I want to be clear that I say this facetiously: It is easy to be a great Christian when I am comfortable and everything is convenient.
I’ve thought of this in the context of our society’s obsession with comfort and convenience. People do not commit road rage when they have the road to themselves. There is no complaint in the fast food line when an order is given and handed over within the posted “90 Second” goal. I do not fuss about the weather when it is nearly perfect (to my own tastes) or even when I can stay in air conditioned comfort. It is easy to be happy when one’s favorite team has won the game. Parents can be so kind and patient with their children when the kids are constructively engaged. The whole world can seem to be rightly ordered to a person who is being treated to a multi-course meal at a 5-star establishment.
St Paul says the fruit of the Spirit is love, joy, peace, patience, kindness, goodness, faithfulness, gentleness and self-control (Gal 5:22,23). He also tells the Philippians (4:11) I have learned how to be content with whatever I have. This was written after he had described some of his circumstances to the Corinthians (11:24–27): Five times I have received from the Jews the forty lashes minus one. Three times I was beaten with rods. Once I received a stoning. Three times I was shipwrecked; for a night and a day I was adrift at sea; on frequent journeys, in danger from rivers, danger from bandits, danger from my own people, danger from Gentiles, danger in the city, danger in the wilderness, danger at sea, danger from false brothers and sisters; in toil and hardship, through many a sleepless night, hungry and thirsty, often without food, cold and naked.

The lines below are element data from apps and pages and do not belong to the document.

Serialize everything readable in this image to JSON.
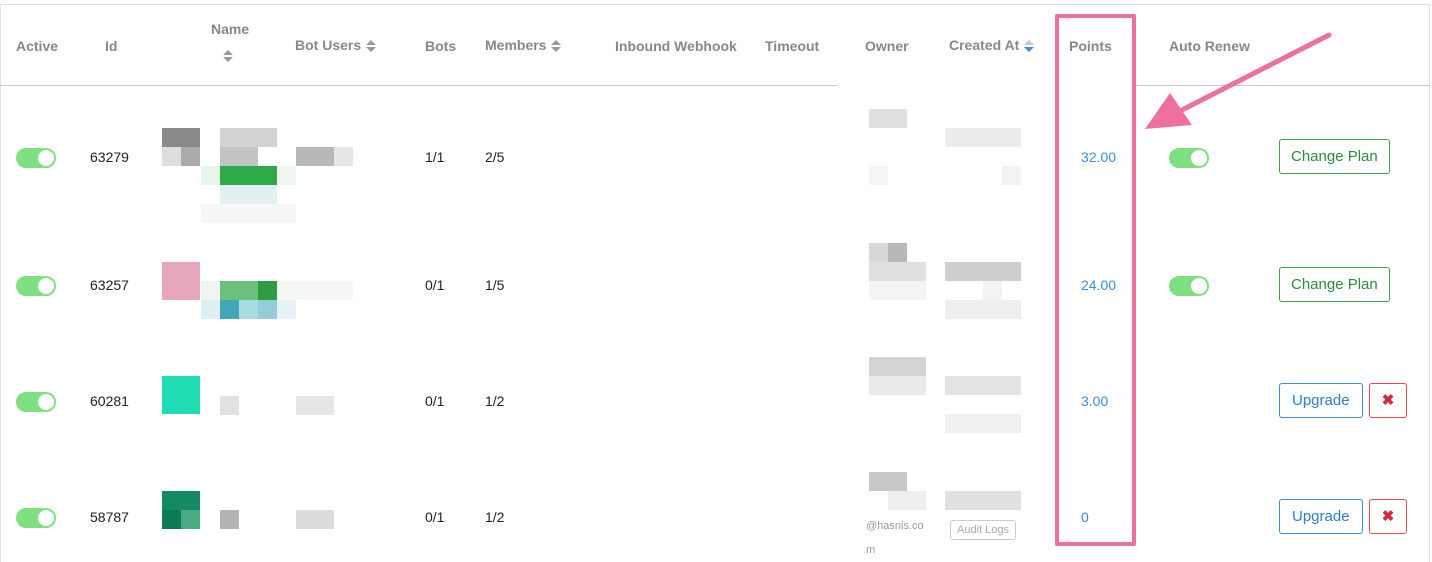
{
  "columns": {
    "active": "Active",
    "id": "Id",
    "name": "Name",
    "bot_users": "Bot Users",
    "bots": "Bots",
    "members": "Members",
    "inbound_webhook": "Inbound Webhook",
    "timeout": "Timeout",
    "owner": "Owner",
    "created_at": "Created At",
    "points": "Points",
    "auto_renew": "Auto Renew"
  },
  "rows": [
    {
      "active": true,
      "id": "63279",
      "bots": "1/1",
      "members": "2/5",
      "points": "32.00",
      "auto_renew": true,
      "action": "Change Plan"
    },
    {
      "active": true,
      "id": "63257",
      "bots": "0/1",
      "members": "1/5",
      "points": "24.00",
      "auto_renew": true,
      "action": "Change Plan"
    },
    {
      "active": true,
      "id": "60281",
      "bots": "0/1",
      "members": "1/2",
      "points": "3.00",
      "action": "Upgrade",
      "delete_icon": "✖"
    },
    {
      "active": true,
      "id": "58787",
      "bots": "0/1",
      "members": "1/2",
      "points": "0",
      "action": "Upgrade",
      "delete_icon": "✖"
    }
  ],
  "partial": {
    "owner_email_fragment": "@hasnis.co",
    "owner_email_end": "m",
    "audit_logs": "Audit Logs"
  },
  "colors": {
    "toggle_on": "#7ee080",
    "points_text": "#3a8fd1",
    "highlight": "#ef6f9f",
    "change_plan": "#3aa14a",
    "upgrade": "#3a8fd1",
    "delete": "#d94a5a"
  }
}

How easy it is to complain when things are not comfortable and convenient! This is part of the seduction of this world. The awful thing, though, is that “popular Christianity” does not confront such. We have the “health and wealth gospel” (which is no gospel at all) enticing people to place their faith on false hopes which are rooted very much in this passing world. We have congregations trying to attract new people on the basis of the conveniences they offer (easy parking, casual dress, exceptional child care, etc), explicitly owning the idea of “marketing the church.” St Paul reflected on his initial coming to Corinth by saying, When I came to you, brothers and sisters, I did not come proclaiming the mystery of God to you in lofty words or wisdom. For I decided to know nothing among you except Jesus Christ, and him crucified. And I came to you in weakness and in fear and in much trembling. My speech and my proclamation were not with plausible words of wisdom, but with a demonstration of the Spirit and of power, so that your faith might rest not on human wisdom but on the power of God (1Cor 2:1–5). It seems pop Christianity has decided preaching is now outdated, especially if it proclaims Truth which is “uncomfortable.”

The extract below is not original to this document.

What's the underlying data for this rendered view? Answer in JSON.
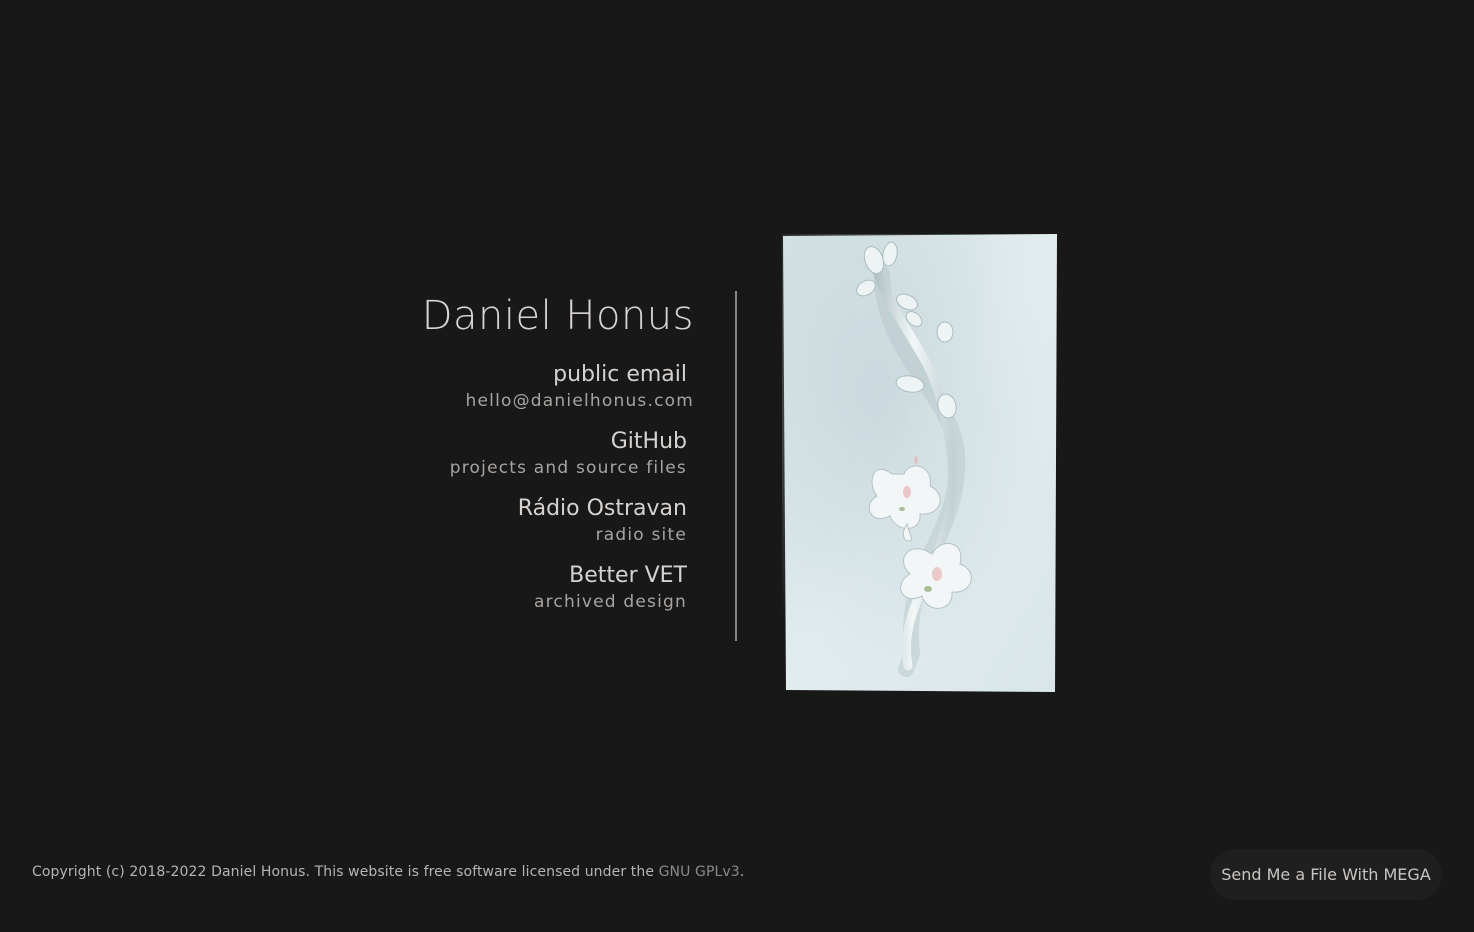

St Teresa of Avila once observed, "Our body has this defect that, the more it is provided care and comforts, the more needs and desires it finds." I face this in myself. I grew up without air conditioning in my South Carolina home; today I find myself thinking it is a “necessity.” It surely is NICE, and I am deeply thankful for it (especially as I write this with a 74° dewpoint outside). Yet, it is when things are not so “nice” that the Christian disciple is able to witness to the indwelling power of Christ. After confessing his struggle with a certain weakness St Paul told the Corinthians: Therefore I am content with weakness, with mistreatment, with distress, with persecutions and difficulties for the sake of Christ; for when I am powerless, it is then that I am strong (2Cor 12:10).
Jesus said it was easy to love those who love us. The test is how we respond when our circumstances are not comfortable and convenient. In his second solo Christian album, before his entrance into Catholic Christianity, John Michael Talbot wrote these lyrics in the opening suite of his New Earth recording:

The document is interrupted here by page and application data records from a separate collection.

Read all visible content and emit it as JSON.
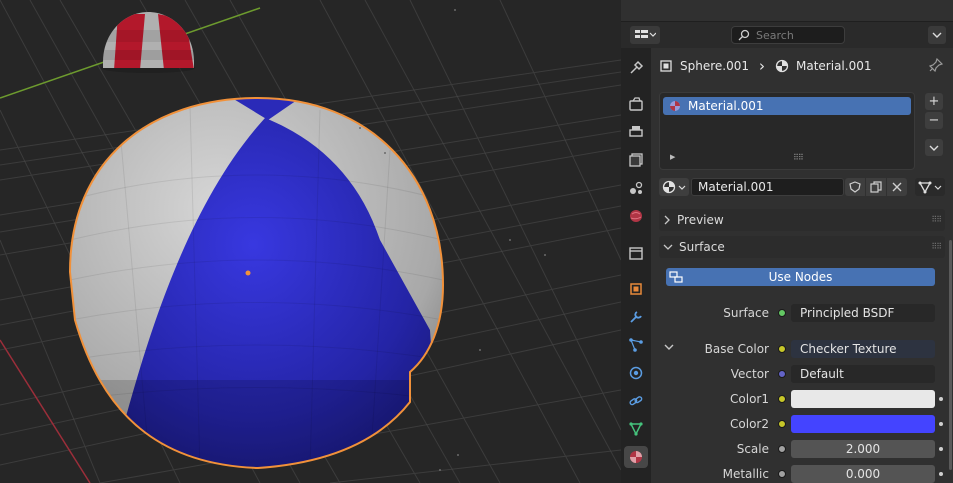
{
  "topbar": {
    "search_placeholder": "Search",
    "editor_type_icon": "properties-editor-icon"
  },
  "breadcrumb": {
    "object": "Sphere.001",
    "separator": "›",
    "material": "Material.001"
  },
  "material_slots": {
    "items": [
      {
        "label": "Material.001",
        "selected": true
      }
    ],
    "add_label": "+",
    "remove_label": "−"
  },
  "material_datablock": {
    "name": "Material.001"
  },
  "panels": {
    "preview": "Preview",
    "surface": "Surface"
  },
  "use_nodes_label": "Use Nodes",
  "properties": [
    {
      "label": "Surface",
      "value": "Principled BSDF",
      "socket_color": "#63c763",
      "kind": "link"
    },
    {
      "label": "Base Color",
      "value": "Checker Texture",
      "socket_color": "#c7c729",
      "kind": "link-expanded"
    },
    {
      "label": "Vector",
      "value": "Default",
      "socket_color": "#6363c7",
      "kind": "link"
    },
    {
      "label": "Color1",
      "value": "",
      "socket_color": "#c7c729",
      "kind": "color",
      "color": "#e8e8e8"
    },
    {
      "label": "Color2",
      "value": "",
      "socket_color": "#c7c729",
      "kind": "color",
      "color": "#4444ff"
    },
    {
      "label": "Scale",
      "value": "2.000",
      "socket_color": "#a1a1a1",
      "kind": "number"
    },
    {
      "label": "Metallic",
      "value": "0.000",
      "socket_color": "#a1a1a1",
      "kind": "number"
    }
  ],
  "colors": {
    "accent": "#4772b3",
    "selection_outline": "#f1913a",
    "sphere_blue": "#2a2ab0",
    "sphere_white": "#c8c8c8",
    "background_sphere_red": "#b3182b"
  },
  "tabs": [
    "tool-icon",
    "render-icon",
    "output-icon",
    "view-layer-icon",
    "scene-icon",
    "world-icon",
    "collection-icon",
    "object-icon",
    "modifier-icon",
    "particles-icon",
    "physics-icon",
    "constraints-icon",
    "object-data-icon",
    "material-icon"
  ]
}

When the fields yield full harvest it’s easy to share,
And when you’re insured this world’s friendship it’s easy to care.
But when every nation has crumbled to dust,
Will you still reach to give the Lord’s mercies
or will you kill if you must?
I do not want to be a “comfortable Christian.” I am not sure such a thing is ultimately possible. At some point we must choose to serve ourselves or take up the cross and follow Jesus. I try to keep in the mind the words of Dietrich Bonhoeffer, the German Christian who was killed by the Nazis in the closing days of WWII: “When Jesus calls a man, he bids him come and die.” And so I pray the words of St Paul to the Galatians (6:14) – May I never boast of anything except the cross of our Lord Jesus Christ, by which the world has been crucified to me, and I to the world. That takes us far beyond a “comfortable Christianity.”